Winter Photo Tips: Part 1 - Your Car

October 30, 2023  •  Leave a Comment

Wow, the weather in Colorado went from wearing crop pants in 80-degree temperatures to sporting the arctic coat and playing in snow in the matter of ten days! I love it!

American_coot_2American_coot_2Four American coots (Fulica americana) create reflections in the water as they stand on the edge of the ice on a cloudy day at Farmington Bay Waterfowl Management Area near Salt Lake City, Utah.

All this snow and ice now has me itching to photograph those critters on snowy landscapes. I recently added my winter wildlife Post-it to my wall of ideas of what to photograph in the coming months: bighorn sheep, bald eagles, ducks, scrub jays, white-tailed ptarmigan, American dippers, Stellar's jays and snowshoe hares. Looks like another great winter season coming. 

So, now that the cold weather has arrived, how do you prep your gear, your clothing and your vehicle for snowy outings? Here is the first in a three-part series about gear and preparation tips for winter photography so you are ready to go BEFORE the weather really sticks around. This post discusses prep for the car.

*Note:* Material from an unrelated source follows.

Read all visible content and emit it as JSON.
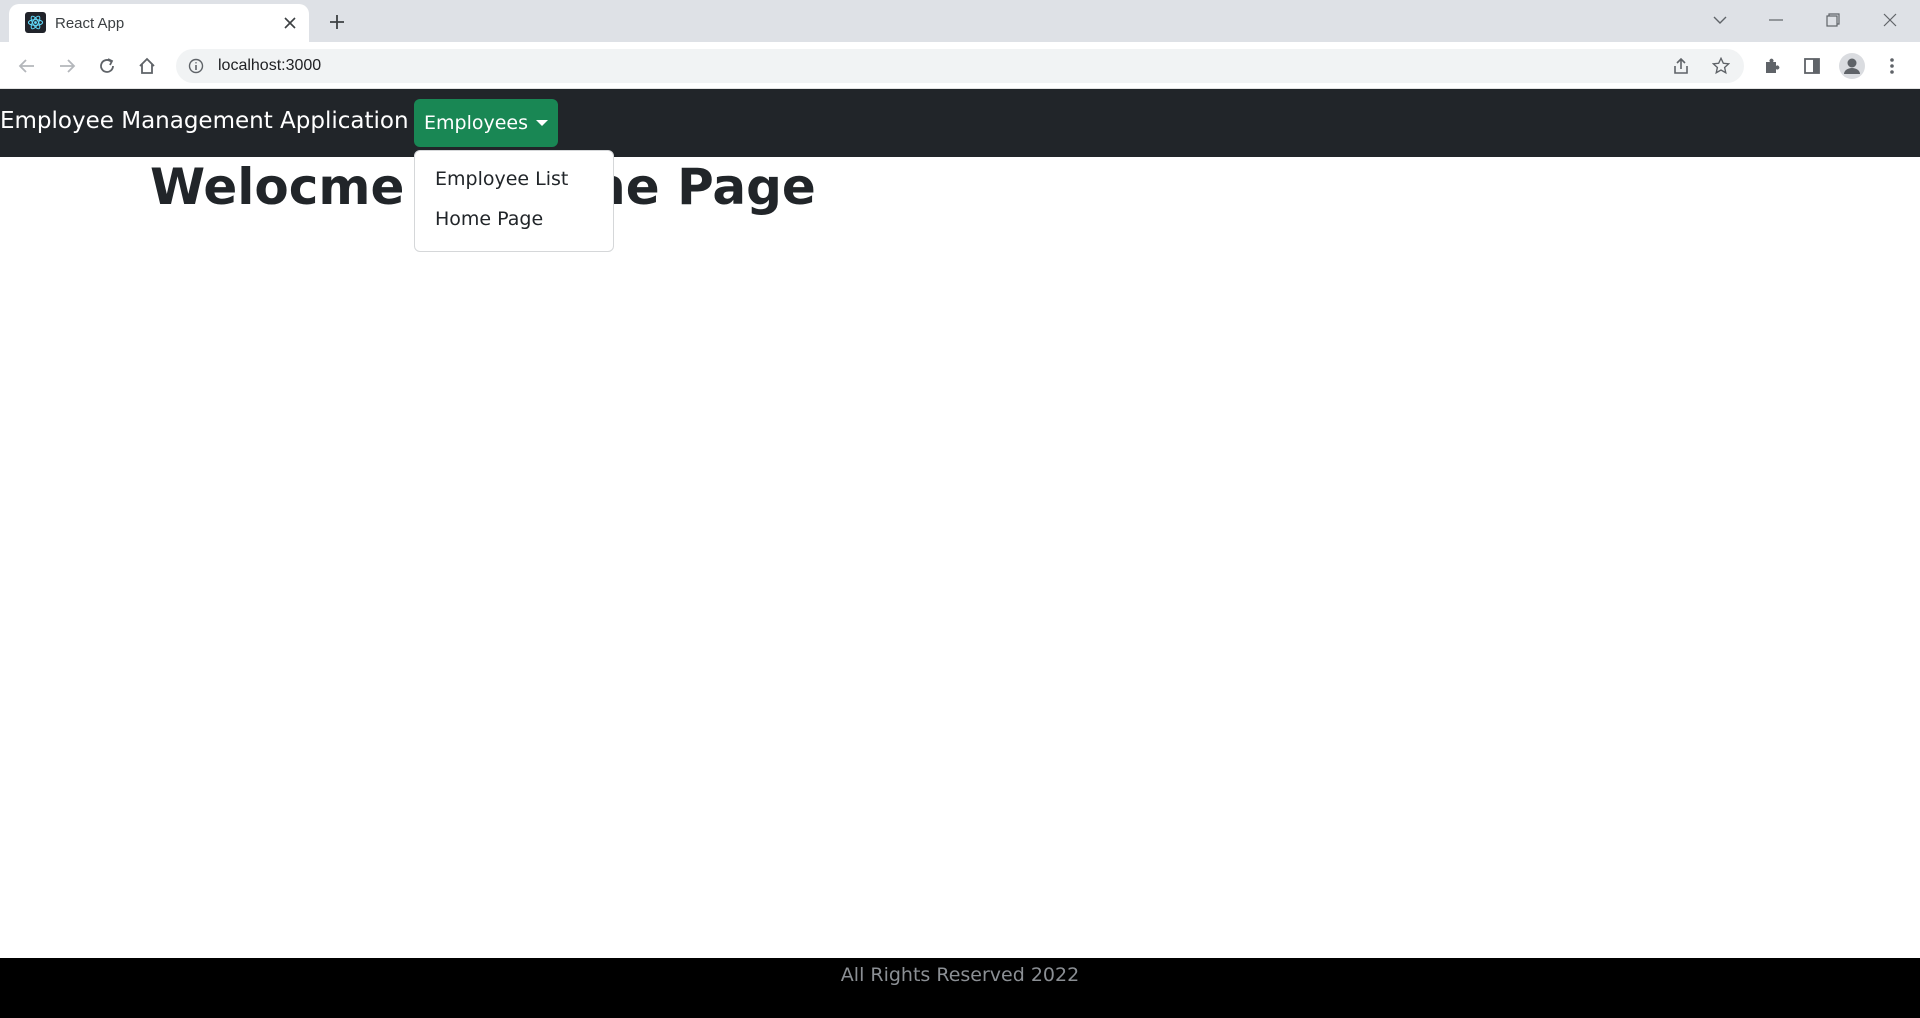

First, check those tires. In Colorado, there is a state law — the Passenger Vehicle Traction Law — that can be implemented by Colorado Department of Transportation (CDOT; and I have seen Rocky Mountain National Park implement it too) any time there is snow and ice on the roads. The law requires all drivers of passenger vehicles to have an AWD or 4WD vehicle and 3/16" tread depth. (For more information about the law, visit CDOT.) That is about the depth of the edge to Abe Lincoln's head on a penny. (For more information about how to use the penny test, visit Bridgestone's website. Just remember that they use the 2/32" U.S. recommended tread, which is less than 3/16" required in Colorado.) 

Which tires do I use? I go through about a set of tires a year — yes, sadly I buy a lot of tires — and usually put them on in the fall just before weather starts to get really bad. The last set I installed was the Falken WildPeak A/T Trail, and although they are only rated as a better tire and I didn't get the 65,000 miles out of them the manufacturer said I should, I was very impressed with how they handled in the snow last season. 

Next, make sure you have the proper items in your vehicle for an emergency out in the cold. Living in Colorado, I leave most of these in the car all year long. Items include:

snow/ice scraper : go for the one with a brush and scraper
blanket  : this is a great blanket perfect for a cold Colorado day
- extra pair of socks : I have a few pairs of these Colorado-themed socks — perfect to get you into the mountain spirit 
- extra pair of boots : I love my Lowa Renegade hiking boots and I keep my old pair in my vehicle for those emergencies
- extra jacket : because you just never know when the temperatures might drop 20, 30 or 40 degrees in one day
flashlight with extra batteries : I go with headlamps for hands-free use
- jumper cables or a battery jump/charger : this should be in your vehicle all year
- foot traction : I keep Yaktrax and micro spikes in my vehicle as soon as the snow starts falling in the mountains
- first-aid kit : like a few things on this list, this should be in your car all year long
- water and a tow strap are also recommended by CDOT although I have had trouble keeping water because of the freeze-thaw issue
- plastic container to store it all : must stay organized! Find one that stacks, so you can keep one for each season, and has a front door and top lid for easy access.

Finally, check the fluids in your vehicle. Double check the anti-freeze, oil levels and windshield washer fluid as well as your wiper blades — front and back, if applicable. Have a maintenance team check your brakes and battery. Check all of the lights to make sure none are burned out. And if the forecast looks iffy, try to keep a full tank of gas. More gas you have, the longer you can keep the heater running if you are stuck. Plus it adds more weight on the tires. 

Have fun in the snow, and check back soon for part two of this series where I will discuss clothing for photographing in winter.

NOTE: Links in this article may take you to an affiliate website. I may receive a portion of the sales yet it costs nothing additional for you. Thank you for supporting my business so I can keep providing you with helpful information about enjoying the outdoors. The products linked in this article are recommendations from products I have used but do not represent an endorsement. Purchases are at your own risk. Please research products for proper size, fit and personal uses.

Want to help even more? Buy me a coffee for those cold Colorado days.


Comments

Subscribe
RSS
Archive
January February (1) March (1) April May June July August September October November (2) December (2)
January February March April (1) May June July August September (15) October (22) November (9) December (10)
January (2) February March April May June (1) July August September October November December (2)
January February March April May June July (1) August September October November (1) December
January (1) February March April May June July August September October November December
January February March April May (1) June (2) July (2) August September October (1) November December (1)
January (1) February March (1) April May June July August September October November December
January (1) February (1) March (1) April May June (1) July August September October November December (3)
January (2) February March April May (2) June July August September October November December
January (1) February March (2) April (2) May (1) June July August September October November December